About this exercise: Please return all records verbatim, no pictures.
--- Information given ---
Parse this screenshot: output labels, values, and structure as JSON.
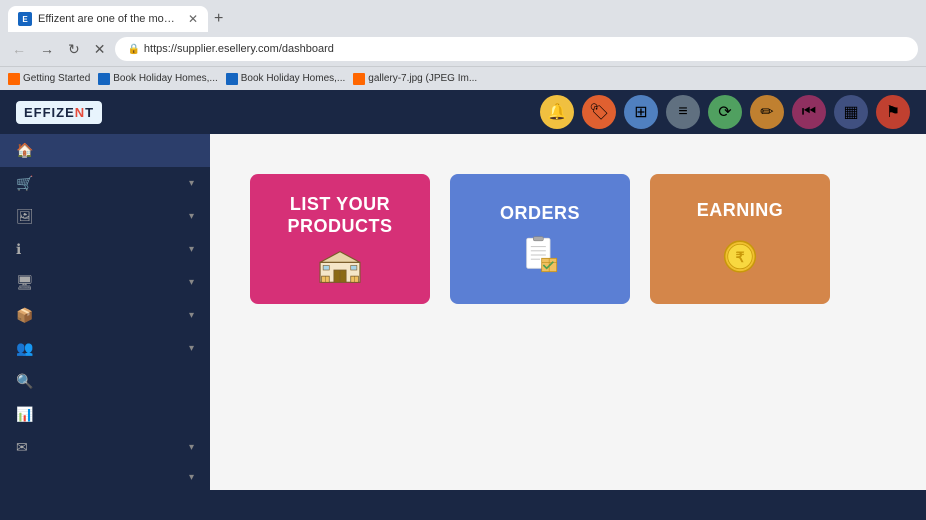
{
  "browser": {
    "tab": {
      "title": "Effizent are one of the most tr...",
      "favicon_letter": "E"
    },
    "new_tab_label": "+",
    "address": "https://supplier.esellery.com/dashboard",
    "bookmarks": [
      {
        "label": "Getting Started",
        "icon_color": "orange"
      },
      {
        "label": "Book Holiday Homes,...",
        "icon_color": "blue"
      },
      {
        "label": "Book Holiday Homes,...",
        "icon_color": "blue"
      },
      {
        "label": "gallery-7.jpg (JPEG Im...",
        "icon_color": "orange"
      }
    ]
  },
  "topnav": {
    "logo_text_1": "EFFIZE",
    "logo_text_highlight": "N",
    "logo_text_2": "T",
    "nav_icons": [
      {
        "name": "bell-icon",
        "color": "#f0c040",
        "symbol": "🔔"
      },
      {
        "name": "tag-icon",
        "color": "#e06030",
        "symbol": "🏷"
      },
      {
        "name": "grid-icon",
        "color": "#5080c0",
        "symbol": "⊞"
      },
      {
        "name": "menu-icon",
        "color": "#607080",
        "symbol": "≡"
      },
      {
        "name": "sync-icon",
        "color": "#50a060",
        "symbol": "⟳"
      },
      {
        "name": "edit-icon",
        "color": "#c08030",
        "symbol": "✏"
      },
      {
        "name": "skip-icon",
        "color": "#903060",
        "symbol": "⏮"
      },
      {
        "name": "bars-icon",
        "color": "#405080",
        "symbol": "▦"
      },
      {
        "name": "flag-icon",
        "color": "#c04030",
        "symbol": "⚑"
      }
    ]
  },
  "sidebar": {
    "items": [
      {
        "id": "home",
        "icon": "🏠",
        "label": "",
        "has_chevron": false,
        "active": true
      },
      {
        "id": "shop",
        "icon": "🛒",
        "label": "",
        "has_chevron": true,
        "active": false
      },
      {
        "id": "image",
        "icon": "🖼",
        "label": "",
        "has_chevron": true,
        "active": false
      },
      {
        "id": "tag",
        "icon": "ℹ",
        "label": "",
        "has_chevron": true,
        "active": false
      },
      {
        "id": "monitor",
        "icon": "🖥",
        "label": "",
        "has_chevron": true,
        "active": false
      },
      {
        "id": "box",
        "icon": "📦",
        "label": "",
        "has_chevron": true,
        "active": false
      },
      {
        "id": "users",
        "icon": "👥",
        "label": "",
        "has_chevron": true,
        "active": false
      },
      {
        "id": "search",
        "icon": "🔍",
        "label": "",
        "has_chevron": false,
        "active": false
      },
      {
        "id": "chart",
        "icon": "📊",
        "label": "",
        "has_chevron": false,
        "active": false
      },
      {
        "id": "mail",
        "icon": "✉",
        "label": "",
        "has_chevron": true,
        "active": false
      },
      {
        "id": "more",
        "icon": "",
        "label": "",
        "has_chevron": true,
        "active": false
      }
    ]
  },
  "dashboard": {
    "cards": [
      {
        "id": "list-products",
        "title": "LIST YOUR PRODUCTS",
        "bg_color": "#d63077",
        "icon_type": "warehouse"
      },
      {
        "id": "orders",
        "title": "ORDERS",
        "bg_color": "#5b7fd4",
        "icon_type": "orders"
      },
      {
        "id": "earning",
        "title": "EARNING",
        "bg_color": "#d4864a",
        "icon_type": "coin"
      }
    ]
  }
}
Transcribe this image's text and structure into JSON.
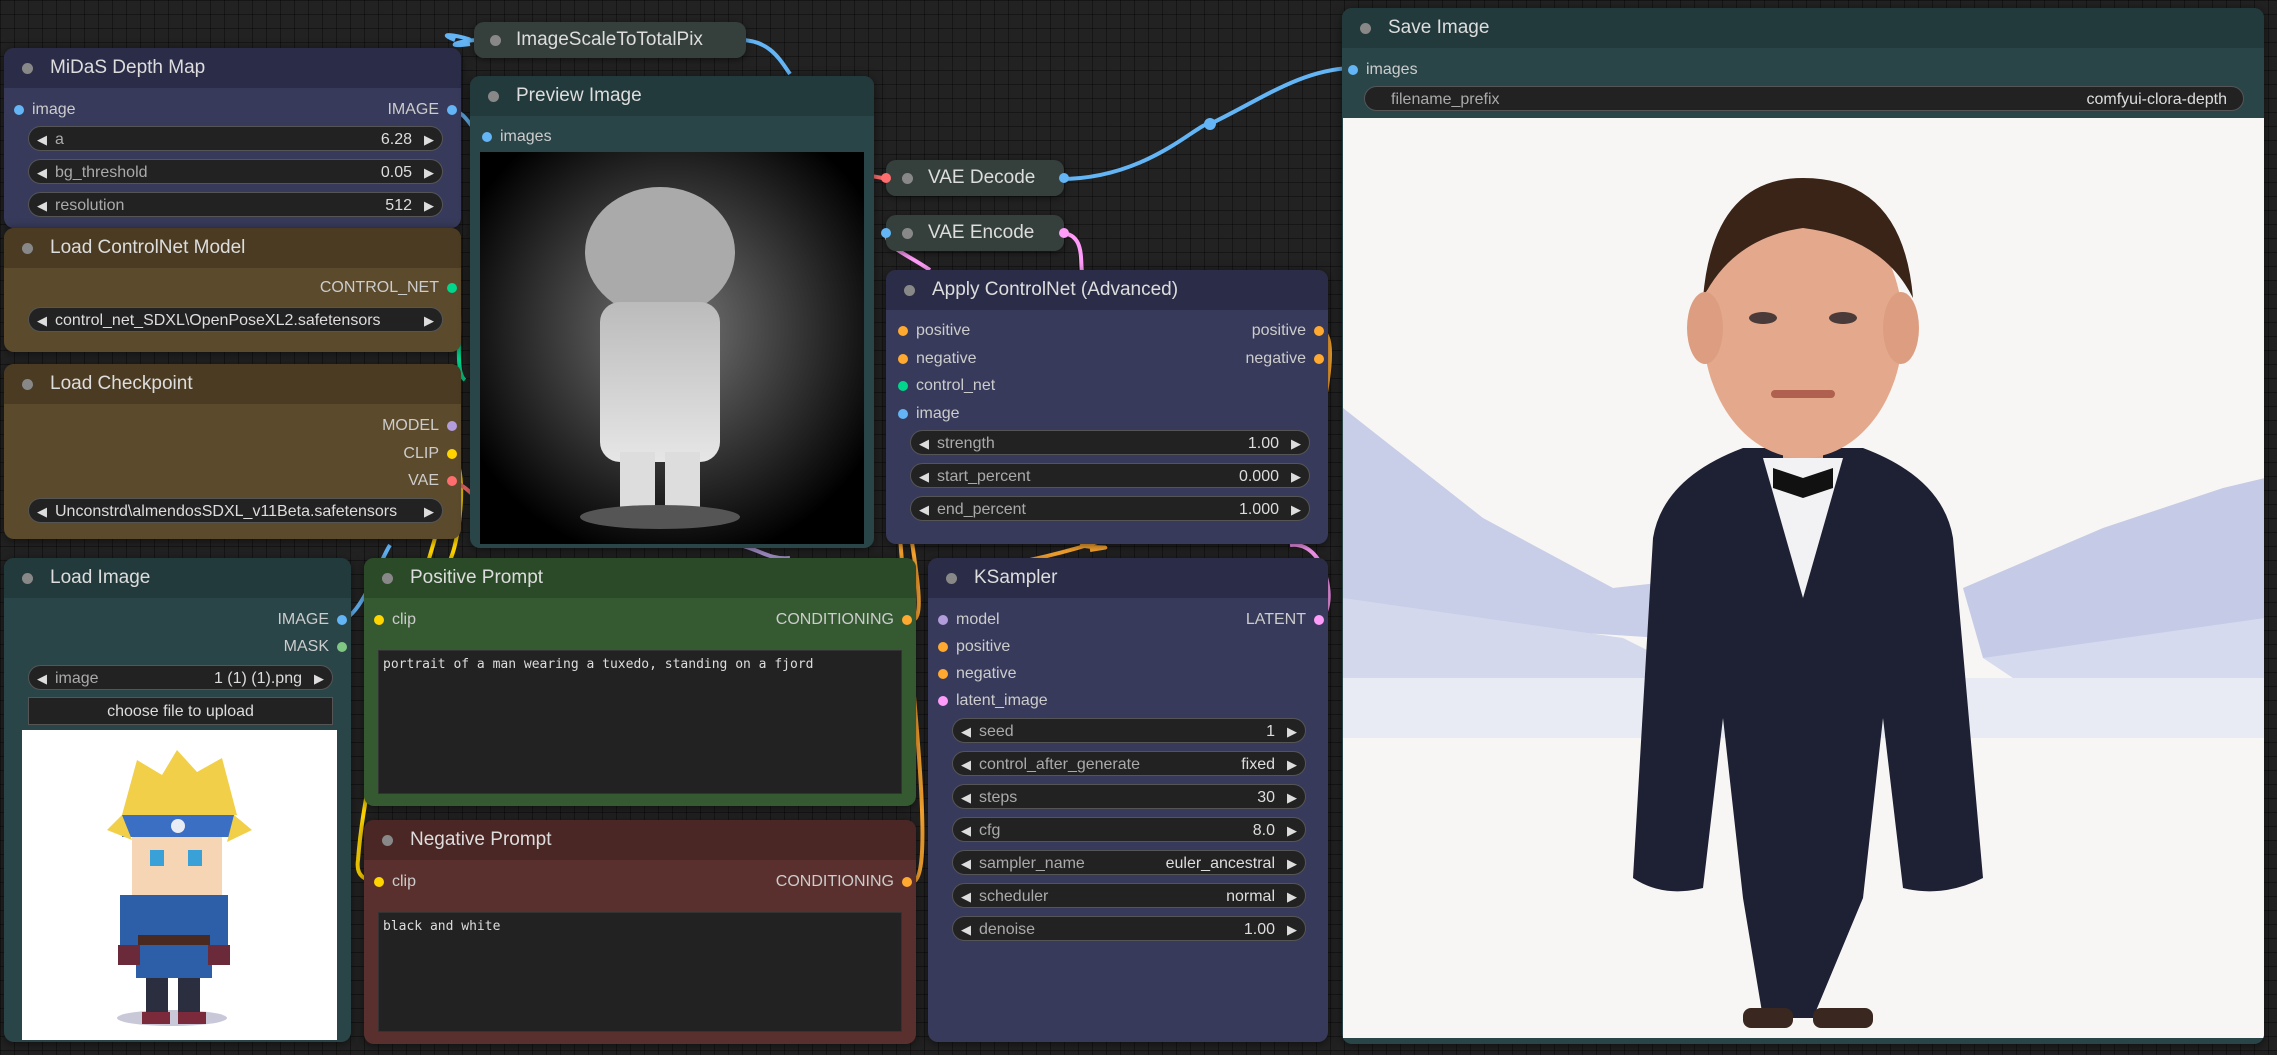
{
  "colors": {
    "image": "#64b5f6",
    "model": "#b39ddb",
    "clip": "#ffd500",
    "vae": "#ff6e6e",
    "conditioning": "#ffa931",
    "control_net": "#00d78d",
    "latent": "#ff9cf9",
    "mask": "#81c784"
  },
  "nodes": {
    "scale": {
      "title": "ImageScaleToTotalPix"
    },
    "midas": {
      "title": "MiDaS Depth Map",
      "in_image": "image",
      "out_image": "IMAGE",
      "widgets": [
        {
          "label": "a",
          "value": "6.28"
        },
        {
          "label": "bg_threshold",
          "value": "0.05"
        },
        {
          "label": "resolution",
          "value": "512"
        }
      ]
    },
    "cnet": {
      "title": "Load ControlNet Model",
      "out": "CONTROL_NET",
      "widget_text": "control_net_­SDXL\\OpenPoseXL2.safetensors"
    },
    "ckpt": {
      "title": "Load Checkpoint",
      "out_model": "MODEL",
      "out_clip": "CLIP",
      "out_vae": "VAE",
      "widget_text": "Unconstrd\\almendosSDXL_v11Beta.safetensors"
    },
    "loadimage": {
      "title": "Load Image",
      "out_image": "IMAGE",
      "out_mask": "MASK",
      "widget_label": "image",
      "widget_value": "1 (1) (1).png",
      "upload_label": "choose file to upload"
    },
    "preview": {
      "title": "Preview Image",
      "in_images": "images"
    },
    "vaedecode": {
      "title": "VAE Decode"
    },
    "vaeencode": {
      "title": "VAE Encode"
    },
    "apply": {
      "title": "Apply ControlNet (Advanced)",
      "in_positive": "positive",
      "in_negative": "negative",
      "in_control_net": "control_net",
      "in_image": "image",
      "out_positive": "positive",
      "out_negative": "negative",
      "widgets": [
        {
          "label": "strength",
          "value": "1.00"
        },
        {
          "label": "start_percent",
          "value": "0.000"
        },
        {
          "label": "end_percent",
          "value": "1.000"
        }
      ]
    },
    "positive": {
      "title": "Positive Prompt",
      "in_clip": "clip",
      "out": "CONDITIONING",
      "text": "portrait of a man wearing a tuxedo, standing on a fjord"
    },
    "negative": {
      "title": "Negative Prompt",
      "in_clip": "clip",
      "out": "CONDITIONING",
      "text": "black and white"
    },
    "ksampler": {
      "title": "KSampler",
      "in_model": "model",
      "in_positive": "positive",
      "in_negative": "negative",
      "in_latent": "latent_image",
      "out": "LATENT",
      "widgets": [
        {
          "label": "seed",
          "value": "1"
        },
        {
          "label": "control_after_generate",
          "value": "fixed"
        },
        {
          "label": "steps",
          "value": "30"
        },
        {
          "label": "cfg",
          "value": "8.0"
        },
        {
          "label": "sampler_name",
          "value": "euler_ancestral"
        },
        {
          "label": "scheduler",
          "value": "normal"
        },
        {
          "label": "denoise",
          "value": "1.00"
        }
      ]
    },
    "save": {
      "title": "Save Image",
      "in_images": "images",
      "prefix_label": "filename_prefix",
      "prefix_value": "comfyui-clora-depth"
    }
  }
}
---
Result:
Parse this screenshot: output labels, values, and structure as JSON.
{
  "browser": {
    "tab": {
      "title": "Effizent are one of the most tr...",
      "favicon_letter": "E"
    },
    "new_tab_label": "+",
    "address": "https://supplier.esellery.com/dashboard",
    "bookmarks": [
      {
        "label": "Getting Started",
        "icon_color": "orange"
      },
      {
        "label": "Book Holiday Homes,...",
        "icon_color": "blue"
      },
      {
        "label": "Book Holiday Homes,...",
        "icon_color": "blue"
      },
      {
        "label": "gallery-7.jpg (JPEG Im...",
        "icon_color": "orange"
      }
    ]
  },
  "topnav": {
    "logo_text_1": "EFFIZE",
    "logo_text_highlight": "N",
    "logo_text_2": "T",
    "nav_icons": [
      {
        "name": "bell-icon",
        "color": "#f0c040",
        "symbol": "🔔"
      },
      {
        "name": "tag-icon",
        "color": "#e06030",
        "symbol": "🏷"
      },
      {
        "name": "grid-icon",
        "color": "#5080c0",
        "symbol": "⊞"
      },
      {
        "name": "menu-icon",
        "color": "#607080",
        "symbol": "≡"
      },
      {
        "name": "sync-icon",
        "color": "#50a060",
        "symbol": "⟳"
      },
      {
        "name": "edit-icon",
        "color": "#c08030",
        "symbol": "✏"
      },
      {
        "name": "skip-icon",
        "color": "#903060",
        "symbol": "⏮"
      },
      {
        "name": "bars-icon",
        "color": "#405080",
        "symbol": "▦"
      },
      {
        "name": "flag-icon",
        "color": "#c04030",
        "symbol": "⚑"
      }
    ]
  },
  "sidebar": {
    "items": [
      {
        "id": "home",
        "icon": "🏠",
        "label": "",
        "has_chevron": false,
        "active": true
      },
      {
        "id": "shop",
        "icon": "🛒",
        "label": "",
        "has_chevron": true,
        "active": false
      },
      {
        "id": "image",
        "icon": "🖼",
        "label": "",
        "has_chevron": true,
        "active": false
      },
      {
        "id": "tag",
        "icon": "ℹ",
        "label": "",
        "has_chevron": true,
        "active": false
      },
      {
        "id": "monitor",
        "icon": "🖥",
        "label": "",
        "has_chevron": true,
        "active": false
      },
      {
        "id": "box",
        "icon": "📦",
        "label": "",
        "has_chevron": true,
        "active": false
      },
      {
        "id": "users",
        "icon": "👥",
        "label": "",
        "has_chevron": true,
        "active": false
      },
      {
        "id": "search",
        "icon": "🔍",
        "label": "",
        "has_chevron": false,
        "active": false
      },
      {
        "id": "chart",
        "icon": "📊",
        "label": "",
        "has_chevron": false,
        "active": false
      },
      {
        "id": "mail",
        "icon": "✉",
        "label": "",
        "has_chevron": true,
        "active": false
      },
      {
        "id": "more",
        "icon": "",
        "label": "",
        "has_chevron": true,
        "active": false
      }
    ]
  },
  "dashboard": {
    "cards": [
      {
        "id": "list-products",
        "title": "LIST YOUR PRODUCTS",
        "bg_color": "#d63077",
        "icon_type": "warehouse"
      },
      {
        "id": "orders",
        "title": "ORDERS",
        "bg_color": "#5b7fd4",
        "icon_type": "orders"
      },
      {
        "id": "earning",
        "title": "EARNING",
        "bg_color": "#d4864a",
        "icon_type": "coin"
      }
    ]
  }
}
Transcribe this image's text and structure into JSON.
{
  "colors": {
    "image": "#64b5f6",
    "model": "#b39ddb",
    "clip": "#ffd500",
    "vae": "#ff6e6e",
    "conditioning": "#ffa931",
    "control_net": "#00d78d",
    "latent": "#ff9cf9",
    "mask": "#81c784"
  },
  "nodes": {
    "scale": {
      "title": "ImageScaleToTotalPix"
    },
    "midas": {
      "title": "MiDaS Depth Map",
      "in_image": "image",
      "out_image": "IMAGE",
      "widgets": [
        {
          "label": "a",
          "value": "6.28"
        },
        {
          "label": "bg_threshold",
          "value": "0.05"
        },
        {
          "label": "resolution",
          "value": "512"
        }
      ]
    },
    "cnet": {
      "title": "Load ControlNet Model",
      "out": "CONTROL_NET",
      "widget_text": "control_net_­SDXL\\OpenPoseXL2.safetensors"
    },
    "ckpt": {
      "title": "Load Checkpoint",
      "out_model": "MODEL",
      "out_clip": "CLIP",
      "out_vae": "VAE",
      "widget_text": "Unconstrd\\almendosSDXL_v11Beta.safetensors"
    },
    "loadimage": {
      "title": "Load Image",
      "out_image": "IMAGE",
      "out_mask": "MASK",
      "widget_label": "image",
      "widget_value": "1 (1) (1).png",
      "upload_label": "choose file to upload"
    },
    "preview": {
      "title": "Preview Image",
      "in_images": "images"
    },
    "vaedecode": {
      "title": "VAE Decode"
    },
    "vaeencode": {
      "title": "VAE Encode"
    },
    "apply": {
      "title": "Apply ControlNet (Advanced)",
      "in_positive": "positive",
      "in_negative": "negative",
      "in_control_net": "control_net",
      "in_image": "image",
      "out_positive": "positive",
      "out_negative": "negative",
      "widgets": [
        {
          "label": "strength",
          "value": "1.00"
        },
        {
          "label": "start_percent",
          "value": "0.000"
        },
        {
          "label": "end_percent",
          "value": "1.000"
        }
      ]
    },
    "positive": {
      "title": "Positive Prompt",
      "in_clip": "clip",
      "out": "CONDITIONING",
      "text": "portrait of a man wearing a tuxedo, standing on a fjord"
    },
    "negative": {
      "title": "Negative Prompt",
      "in_clip": "clip",
      "out": "CONDITIONING",
      "text": "black and white"
    },
    "ksampler": {
      "title": "KSampler",
      "in_model": "model",
      "in_positive": "positive",
      "in_negative": "negative",
      "in_latent": "latent_image",
      "out": "LATENT",
      "widgets": [
        {
          "label": "seed",
          "value": "1"
        },
        {
          "label": "control_after_generate",
          "value": "fixed"
        },
        {
          "label": "steps",
          "value": "30"
        },
        {
          "label": "cfg",
          "value": "8.0"
        },
        {
          "label": "sampler_name",
          "value": "euler_ancestral"
        },
        {
          "label": "scheduler",
          "value": "normal"
        },
        {
          "label": "denoise",
          "value": "1.00"
        }
      ]
    },
    "save": {
      "title": "Save Image",
      "in_images": "images",
      "prefix_label": "filename_prefix",
      "prefix_value": "comfyui-clora-depth"
    }
  }
}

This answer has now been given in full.